Component data from apps and pages:
◇ ◇ ◇
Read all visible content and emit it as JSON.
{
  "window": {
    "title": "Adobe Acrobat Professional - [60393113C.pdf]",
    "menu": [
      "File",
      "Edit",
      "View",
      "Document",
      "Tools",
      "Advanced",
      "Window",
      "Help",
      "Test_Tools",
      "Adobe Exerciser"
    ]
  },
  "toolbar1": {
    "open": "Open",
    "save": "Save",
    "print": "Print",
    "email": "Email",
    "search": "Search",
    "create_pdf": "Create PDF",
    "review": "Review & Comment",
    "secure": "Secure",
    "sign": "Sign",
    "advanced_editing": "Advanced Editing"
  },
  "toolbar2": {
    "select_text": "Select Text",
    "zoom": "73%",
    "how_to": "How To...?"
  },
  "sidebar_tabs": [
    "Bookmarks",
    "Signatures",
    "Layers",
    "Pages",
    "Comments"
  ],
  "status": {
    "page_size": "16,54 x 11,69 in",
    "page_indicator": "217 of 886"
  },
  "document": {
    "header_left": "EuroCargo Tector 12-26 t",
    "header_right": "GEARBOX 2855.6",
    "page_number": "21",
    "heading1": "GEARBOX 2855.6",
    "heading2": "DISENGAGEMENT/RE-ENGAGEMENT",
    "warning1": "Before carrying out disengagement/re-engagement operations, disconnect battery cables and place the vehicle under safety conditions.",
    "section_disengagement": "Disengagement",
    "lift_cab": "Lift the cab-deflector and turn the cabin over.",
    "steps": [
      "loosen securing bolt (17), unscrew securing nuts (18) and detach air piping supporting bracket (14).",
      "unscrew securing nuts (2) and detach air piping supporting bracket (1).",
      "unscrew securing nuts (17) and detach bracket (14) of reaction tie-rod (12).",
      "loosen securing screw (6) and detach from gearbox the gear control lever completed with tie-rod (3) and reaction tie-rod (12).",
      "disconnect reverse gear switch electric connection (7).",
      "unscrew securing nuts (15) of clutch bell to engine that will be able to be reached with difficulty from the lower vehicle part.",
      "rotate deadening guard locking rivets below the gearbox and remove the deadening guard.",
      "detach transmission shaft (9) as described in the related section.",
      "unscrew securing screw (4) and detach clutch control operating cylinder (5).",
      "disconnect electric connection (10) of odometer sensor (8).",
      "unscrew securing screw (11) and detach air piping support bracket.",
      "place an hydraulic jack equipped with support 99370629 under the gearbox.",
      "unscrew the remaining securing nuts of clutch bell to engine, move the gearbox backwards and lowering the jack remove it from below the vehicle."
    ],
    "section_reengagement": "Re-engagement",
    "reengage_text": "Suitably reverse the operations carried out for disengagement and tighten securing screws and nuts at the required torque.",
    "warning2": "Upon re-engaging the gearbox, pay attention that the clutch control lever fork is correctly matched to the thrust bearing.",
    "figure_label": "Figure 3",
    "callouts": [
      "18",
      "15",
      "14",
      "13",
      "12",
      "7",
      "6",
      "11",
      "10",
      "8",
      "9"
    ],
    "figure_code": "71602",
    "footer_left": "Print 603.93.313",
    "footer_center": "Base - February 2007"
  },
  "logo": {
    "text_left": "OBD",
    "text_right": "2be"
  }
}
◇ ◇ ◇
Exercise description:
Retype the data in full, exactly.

Expected output:
Read all visible content and emit it as JSON.
{
  "window": {
    "title": "Adobe Acrobat Professional - [60393113C.pdf]",
    "menu": [
      "File",
      "Edit",
      "View",
      "Document",
      "Tools",
      "Advanced",
      "Window",
      "Help",
      "Test_Tools",
      "Adobe Exerciser"
    ]
  },
  "toolbar1": {
    "open": "Open",
    "save": "Save",
    "print": "Print",
    "email": "Email",
    "search": "Search",
    "create_pdf": "Create PDF",
    "review": "Review & Comment",
    "secure": "Secure",
    "sign": "Sign",
    "advanced_editing": "Advanced Editing"
  },
  "toolbar2": {
    "select_text": "Select Text",
    "zoom": "73%",
    "how_to": "How To...?"
  },
  "sidebar_tabs": [
    "Bookmarks",
    "Signatures",
    "Layers",
    "Pages",
    "Comments"
  ],
  "status": {
    "page_size": "16,54 x 11,69 in",
    "page_indicator": "217 of 886"
  },
  "document": {
    "header_left": "EuroCargo Tector 12-26 t",
    "header_right": "GEARBOX 2855.6",
    "page_number": "21",
    "heading1": "GEARBOX 2855.6",
    "heading2": "DISENGAGEMENT/RE-ENGAGEMENT",
    "warning1": "Before carrying out disengagement/re-engagement operations, disconnect battery cables and place the vehicle under safety conditions.",
    "section_disengagement": "Disengagement",
    "lift_cab": "Lift the cab-deflector and turn the cabin over.",
    "steps": [
      "loosen securing bolt (17), unscrew securing nuts (18) and detach air piping supporting bracket (14).",
      "unscrew securing nuts (2) and detach air piping supporting bracket (1).",
      "unscrew securing nuts (17) and detach bracket (14) of reaction tie-rod (12).",
      "loosen securing screw (6) and detach from gearbox the gear control lever completed with tie-rod (3) and reaction tie-rod (12).",
      "disconnect reverse gear switch electric connection (7).",
      "unscrew securing nuts (15) of clutch bell to engine that will be able to be reached with difficulty from the lower vehicle part.",
      "rotate deadening guard locking rivets below the gearbox and remove the deadening guard.",
      "detach transmission shaft (9) as described in the related section.",
      "unscrew securing screw (4) and detach clutch control operating cylinder (5).",
      "disconnect electric connection (10) of odometer sensor (8).",
      "unscrew securing screw (11) and detach air piping support bracket.",
      "place an hydraulic jack equipped with support 99370629 under the gearbox.",
      "unscrew the remaining securing nuts of clutch bell to engine, move the gearbox backwards and lowering the jack remove it from below the vehicle."
    ],
    "section_reengagement": "Re-engagement",
    "reengage_text": "Suitably reverse the operations carried out for disengagement and tighten securing screws and nuts at the required torque.",
    "warning2": "Upon re-engaging the gearbox, pay attention that the clutch control lever fork is correctly matched to the thrust bearing.",
    "figure_label": "Figure 3",
    "callouts": [
      "18",
      "15",
      "14",
      "13",
      "12",
      "7",
      "6",
      "11",
      "10",
      "8",
      "9"
    ],
    "figure_code": "71602",
    "footer_left": "Print 603.93.313",
    "footer_center": "Base - February 2007"
  },
  "logo": {
    "text_left": "OBD",
    "text_right": "2be"
  }
}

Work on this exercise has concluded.